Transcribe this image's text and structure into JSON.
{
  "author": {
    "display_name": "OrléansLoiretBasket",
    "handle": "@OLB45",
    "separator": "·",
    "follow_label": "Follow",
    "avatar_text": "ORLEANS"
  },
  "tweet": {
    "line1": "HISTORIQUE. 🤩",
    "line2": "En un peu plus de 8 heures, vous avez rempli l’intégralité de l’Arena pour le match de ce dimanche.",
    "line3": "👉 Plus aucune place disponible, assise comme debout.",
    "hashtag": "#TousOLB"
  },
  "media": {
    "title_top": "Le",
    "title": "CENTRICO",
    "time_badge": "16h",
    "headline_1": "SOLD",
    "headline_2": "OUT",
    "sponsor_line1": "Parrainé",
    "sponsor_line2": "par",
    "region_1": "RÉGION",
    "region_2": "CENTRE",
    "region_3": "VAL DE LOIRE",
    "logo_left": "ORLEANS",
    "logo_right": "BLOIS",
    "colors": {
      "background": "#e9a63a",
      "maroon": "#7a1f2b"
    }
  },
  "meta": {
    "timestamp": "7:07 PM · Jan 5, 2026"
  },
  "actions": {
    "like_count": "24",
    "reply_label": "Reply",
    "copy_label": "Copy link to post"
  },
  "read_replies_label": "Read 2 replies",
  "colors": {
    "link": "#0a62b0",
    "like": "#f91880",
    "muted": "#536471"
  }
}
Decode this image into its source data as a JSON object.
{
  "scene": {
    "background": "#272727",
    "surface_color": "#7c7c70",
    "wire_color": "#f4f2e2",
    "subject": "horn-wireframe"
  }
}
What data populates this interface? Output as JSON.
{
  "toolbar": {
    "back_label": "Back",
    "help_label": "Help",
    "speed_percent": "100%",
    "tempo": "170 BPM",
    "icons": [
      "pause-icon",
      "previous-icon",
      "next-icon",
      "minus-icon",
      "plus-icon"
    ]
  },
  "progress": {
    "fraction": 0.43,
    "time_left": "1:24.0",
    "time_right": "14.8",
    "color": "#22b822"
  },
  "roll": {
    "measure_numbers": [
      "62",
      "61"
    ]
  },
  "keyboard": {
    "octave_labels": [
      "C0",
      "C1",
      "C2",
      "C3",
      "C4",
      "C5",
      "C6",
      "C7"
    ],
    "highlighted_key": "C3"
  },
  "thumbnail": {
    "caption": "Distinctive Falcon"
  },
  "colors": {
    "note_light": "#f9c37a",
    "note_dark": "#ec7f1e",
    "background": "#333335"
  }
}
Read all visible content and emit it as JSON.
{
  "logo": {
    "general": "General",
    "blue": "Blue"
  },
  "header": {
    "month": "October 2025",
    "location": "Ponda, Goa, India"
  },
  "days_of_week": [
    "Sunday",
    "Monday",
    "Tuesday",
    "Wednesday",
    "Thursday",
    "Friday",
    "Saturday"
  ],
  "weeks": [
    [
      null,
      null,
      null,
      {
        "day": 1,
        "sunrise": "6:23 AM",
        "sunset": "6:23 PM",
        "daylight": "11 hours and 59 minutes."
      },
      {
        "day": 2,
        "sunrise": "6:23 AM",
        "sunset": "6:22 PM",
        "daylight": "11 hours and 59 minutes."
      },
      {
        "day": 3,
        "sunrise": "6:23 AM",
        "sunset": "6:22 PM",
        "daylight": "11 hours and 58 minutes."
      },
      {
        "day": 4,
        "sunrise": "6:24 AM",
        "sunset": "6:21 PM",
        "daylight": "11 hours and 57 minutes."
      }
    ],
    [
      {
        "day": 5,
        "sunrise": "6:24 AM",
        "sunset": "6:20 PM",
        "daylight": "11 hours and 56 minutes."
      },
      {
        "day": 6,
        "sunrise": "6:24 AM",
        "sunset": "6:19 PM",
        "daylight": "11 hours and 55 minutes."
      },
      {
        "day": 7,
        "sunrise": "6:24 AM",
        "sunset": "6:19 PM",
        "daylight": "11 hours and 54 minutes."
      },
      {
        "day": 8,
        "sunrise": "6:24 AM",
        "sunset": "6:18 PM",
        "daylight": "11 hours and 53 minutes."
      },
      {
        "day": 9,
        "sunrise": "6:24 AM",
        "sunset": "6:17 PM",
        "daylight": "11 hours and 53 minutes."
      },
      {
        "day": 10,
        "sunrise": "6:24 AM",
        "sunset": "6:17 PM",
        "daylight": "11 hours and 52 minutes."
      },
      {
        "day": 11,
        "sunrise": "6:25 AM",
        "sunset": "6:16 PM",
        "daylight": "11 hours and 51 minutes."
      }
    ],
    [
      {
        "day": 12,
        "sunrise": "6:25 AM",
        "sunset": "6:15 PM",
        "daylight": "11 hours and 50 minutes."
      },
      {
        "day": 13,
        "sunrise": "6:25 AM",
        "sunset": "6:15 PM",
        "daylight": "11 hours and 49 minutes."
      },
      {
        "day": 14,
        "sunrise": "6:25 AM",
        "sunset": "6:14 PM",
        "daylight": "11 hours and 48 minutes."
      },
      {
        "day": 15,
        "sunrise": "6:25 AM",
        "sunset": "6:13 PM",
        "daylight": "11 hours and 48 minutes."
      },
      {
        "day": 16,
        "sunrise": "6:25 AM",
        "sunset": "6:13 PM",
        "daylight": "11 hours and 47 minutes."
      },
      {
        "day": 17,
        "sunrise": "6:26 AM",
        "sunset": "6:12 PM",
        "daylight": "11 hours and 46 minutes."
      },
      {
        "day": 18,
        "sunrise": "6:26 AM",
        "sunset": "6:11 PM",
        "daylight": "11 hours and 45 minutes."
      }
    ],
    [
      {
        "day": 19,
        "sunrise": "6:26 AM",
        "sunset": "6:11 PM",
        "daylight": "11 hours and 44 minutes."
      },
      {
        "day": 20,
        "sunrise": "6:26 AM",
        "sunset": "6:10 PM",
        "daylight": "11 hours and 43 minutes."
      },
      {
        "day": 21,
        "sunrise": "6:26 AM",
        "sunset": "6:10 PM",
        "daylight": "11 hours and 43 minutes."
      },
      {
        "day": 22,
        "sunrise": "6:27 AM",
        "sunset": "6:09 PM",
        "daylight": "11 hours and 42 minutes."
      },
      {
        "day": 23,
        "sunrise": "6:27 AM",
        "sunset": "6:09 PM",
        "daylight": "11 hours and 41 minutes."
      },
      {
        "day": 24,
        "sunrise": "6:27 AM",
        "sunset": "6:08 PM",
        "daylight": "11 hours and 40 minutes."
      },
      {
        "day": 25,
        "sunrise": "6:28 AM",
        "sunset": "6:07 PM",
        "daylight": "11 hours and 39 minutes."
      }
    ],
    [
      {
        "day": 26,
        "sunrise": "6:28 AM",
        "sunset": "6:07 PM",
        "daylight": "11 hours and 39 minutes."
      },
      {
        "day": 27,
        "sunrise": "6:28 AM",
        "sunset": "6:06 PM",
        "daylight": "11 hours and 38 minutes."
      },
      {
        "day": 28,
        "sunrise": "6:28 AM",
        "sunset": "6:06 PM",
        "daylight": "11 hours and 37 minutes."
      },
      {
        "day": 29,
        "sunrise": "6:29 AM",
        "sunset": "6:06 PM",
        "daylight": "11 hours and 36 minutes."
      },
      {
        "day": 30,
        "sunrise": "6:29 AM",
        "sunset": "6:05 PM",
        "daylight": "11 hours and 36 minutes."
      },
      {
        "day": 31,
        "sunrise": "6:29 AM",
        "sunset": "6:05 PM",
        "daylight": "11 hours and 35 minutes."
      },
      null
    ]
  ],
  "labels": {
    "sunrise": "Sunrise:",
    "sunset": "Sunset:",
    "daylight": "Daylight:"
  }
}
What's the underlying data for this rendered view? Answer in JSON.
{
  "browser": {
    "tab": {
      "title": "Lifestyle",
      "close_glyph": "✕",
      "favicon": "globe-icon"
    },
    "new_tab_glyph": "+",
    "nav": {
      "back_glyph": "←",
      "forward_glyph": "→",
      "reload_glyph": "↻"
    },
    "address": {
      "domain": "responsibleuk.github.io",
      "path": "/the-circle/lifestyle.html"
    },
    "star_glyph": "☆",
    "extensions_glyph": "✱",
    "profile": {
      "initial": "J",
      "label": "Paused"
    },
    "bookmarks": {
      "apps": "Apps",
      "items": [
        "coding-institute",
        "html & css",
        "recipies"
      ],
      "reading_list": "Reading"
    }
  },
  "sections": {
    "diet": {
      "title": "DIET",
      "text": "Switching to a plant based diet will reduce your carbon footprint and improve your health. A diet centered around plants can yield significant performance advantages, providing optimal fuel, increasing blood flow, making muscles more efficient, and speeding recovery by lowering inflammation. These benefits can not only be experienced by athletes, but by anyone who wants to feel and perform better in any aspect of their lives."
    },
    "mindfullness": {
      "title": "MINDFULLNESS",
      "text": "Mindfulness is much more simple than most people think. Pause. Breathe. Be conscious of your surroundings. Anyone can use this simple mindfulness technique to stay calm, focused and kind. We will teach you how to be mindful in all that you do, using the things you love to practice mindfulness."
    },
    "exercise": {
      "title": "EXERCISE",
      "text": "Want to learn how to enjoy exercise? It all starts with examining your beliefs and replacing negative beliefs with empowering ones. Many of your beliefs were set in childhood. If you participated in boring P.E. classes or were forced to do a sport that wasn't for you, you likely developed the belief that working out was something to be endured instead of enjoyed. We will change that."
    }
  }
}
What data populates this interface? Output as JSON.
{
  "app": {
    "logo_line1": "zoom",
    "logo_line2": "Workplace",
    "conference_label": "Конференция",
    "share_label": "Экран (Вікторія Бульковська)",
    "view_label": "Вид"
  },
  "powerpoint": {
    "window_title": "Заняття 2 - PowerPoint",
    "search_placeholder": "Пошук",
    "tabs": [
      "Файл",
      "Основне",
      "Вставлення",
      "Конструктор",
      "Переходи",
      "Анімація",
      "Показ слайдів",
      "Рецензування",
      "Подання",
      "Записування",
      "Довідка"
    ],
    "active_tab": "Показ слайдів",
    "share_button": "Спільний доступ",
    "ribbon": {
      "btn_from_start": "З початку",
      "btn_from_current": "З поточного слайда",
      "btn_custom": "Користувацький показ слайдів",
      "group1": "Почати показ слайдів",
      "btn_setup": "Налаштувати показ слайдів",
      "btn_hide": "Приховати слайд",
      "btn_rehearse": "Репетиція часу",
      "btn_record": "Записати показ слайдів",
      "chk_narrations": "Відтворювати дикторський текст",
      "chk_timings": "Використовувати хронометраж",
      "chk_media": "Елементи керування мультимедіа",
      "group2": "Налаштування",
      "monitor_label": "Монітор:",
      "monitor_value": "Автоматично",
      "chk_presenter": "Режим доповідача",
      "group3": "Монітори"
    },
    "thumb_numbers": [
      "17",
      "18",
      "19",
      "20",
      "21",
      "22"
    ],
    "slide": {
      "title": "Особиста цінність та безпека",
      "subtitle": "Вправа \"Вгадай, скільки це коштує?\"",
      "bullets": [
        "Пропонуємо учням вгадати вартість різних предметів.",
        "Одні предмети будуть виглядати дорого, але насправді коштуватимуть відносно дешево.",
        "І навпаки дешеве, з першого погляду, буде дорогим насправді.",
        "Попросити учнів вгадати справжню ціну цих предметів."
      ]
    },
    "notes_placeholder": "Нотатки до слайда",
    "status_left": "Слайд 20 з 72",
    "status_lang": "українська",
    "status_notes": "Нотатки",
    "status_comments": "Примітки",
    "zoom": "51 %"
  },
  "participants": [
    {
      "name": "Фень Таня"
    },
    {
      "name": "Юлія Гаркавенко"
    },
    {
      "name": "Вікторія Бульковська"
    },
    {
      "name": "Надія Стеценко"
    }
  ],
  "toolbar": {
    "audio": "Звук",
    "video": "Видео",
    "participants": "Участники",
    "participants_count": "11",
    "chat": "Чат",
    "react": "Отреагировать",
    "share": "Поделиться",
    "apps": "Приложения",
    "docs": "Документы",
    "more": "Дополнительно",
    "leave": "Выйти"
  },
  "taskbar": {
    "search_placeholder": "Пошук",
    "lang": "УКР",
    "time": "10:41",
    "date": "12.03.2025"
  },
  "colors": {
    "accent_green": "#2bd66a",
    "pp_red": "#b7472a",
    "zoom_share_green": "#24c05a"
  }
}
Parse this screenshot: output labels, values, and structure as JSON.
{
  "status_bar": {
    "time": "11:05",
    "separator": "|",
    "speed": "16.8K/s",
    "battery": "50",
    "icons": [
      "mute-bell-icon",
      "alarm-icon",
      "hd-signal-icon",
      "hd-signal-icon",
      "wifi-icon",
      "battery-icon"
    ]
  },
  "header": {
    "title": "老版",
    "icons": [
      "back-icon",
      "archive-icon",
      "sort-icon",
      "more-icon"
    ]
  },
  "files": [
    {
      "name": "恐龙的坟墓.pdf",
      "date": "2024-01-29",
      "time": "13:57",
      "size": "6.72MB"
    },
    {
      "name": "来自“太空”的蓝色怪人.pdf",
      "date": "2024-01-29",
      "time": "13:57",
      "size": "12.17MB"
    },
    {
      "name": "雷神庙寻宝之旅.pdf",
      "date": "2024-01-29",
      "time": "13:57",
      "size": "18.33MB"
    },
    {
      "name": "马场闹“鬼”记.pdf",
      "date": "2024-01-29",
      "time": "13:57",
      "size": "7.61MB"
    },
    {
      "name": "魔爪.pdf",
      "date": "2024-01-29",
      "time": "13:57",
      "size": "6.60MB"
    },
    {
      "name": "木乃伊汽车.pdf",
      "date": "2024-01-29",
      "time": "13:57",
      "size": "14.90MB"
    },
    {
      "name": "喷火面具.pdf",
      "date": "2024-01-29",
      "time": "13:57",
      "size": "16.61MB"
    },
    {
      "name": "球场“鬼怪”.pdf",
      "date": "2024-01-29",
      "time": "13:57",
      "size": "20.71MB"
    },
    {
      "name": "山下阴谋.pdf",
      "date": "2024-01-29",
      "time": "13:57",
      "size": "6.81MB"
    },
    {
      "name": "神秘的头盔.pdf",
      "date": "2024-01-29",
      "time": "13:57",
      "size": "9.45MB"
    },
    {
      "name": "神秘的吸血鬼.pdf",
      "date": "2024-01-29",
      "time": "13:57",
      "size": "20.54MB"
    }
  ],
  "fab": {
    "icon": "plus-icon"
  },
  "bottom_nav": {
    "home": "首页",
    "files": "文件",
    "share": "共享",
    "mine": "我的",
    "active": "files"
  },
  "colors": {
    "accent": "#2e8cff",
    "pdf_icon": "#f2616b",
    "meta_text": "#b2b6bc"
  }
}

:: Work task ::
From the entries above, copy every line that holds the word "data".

:: Written answer ::
Decode this image into its source data as a JSON object.
What data populates this interface? Output as JSON.
What's the underlying data for this rendered view? Answer in JSON.
What data populates this interface? Output as JSON.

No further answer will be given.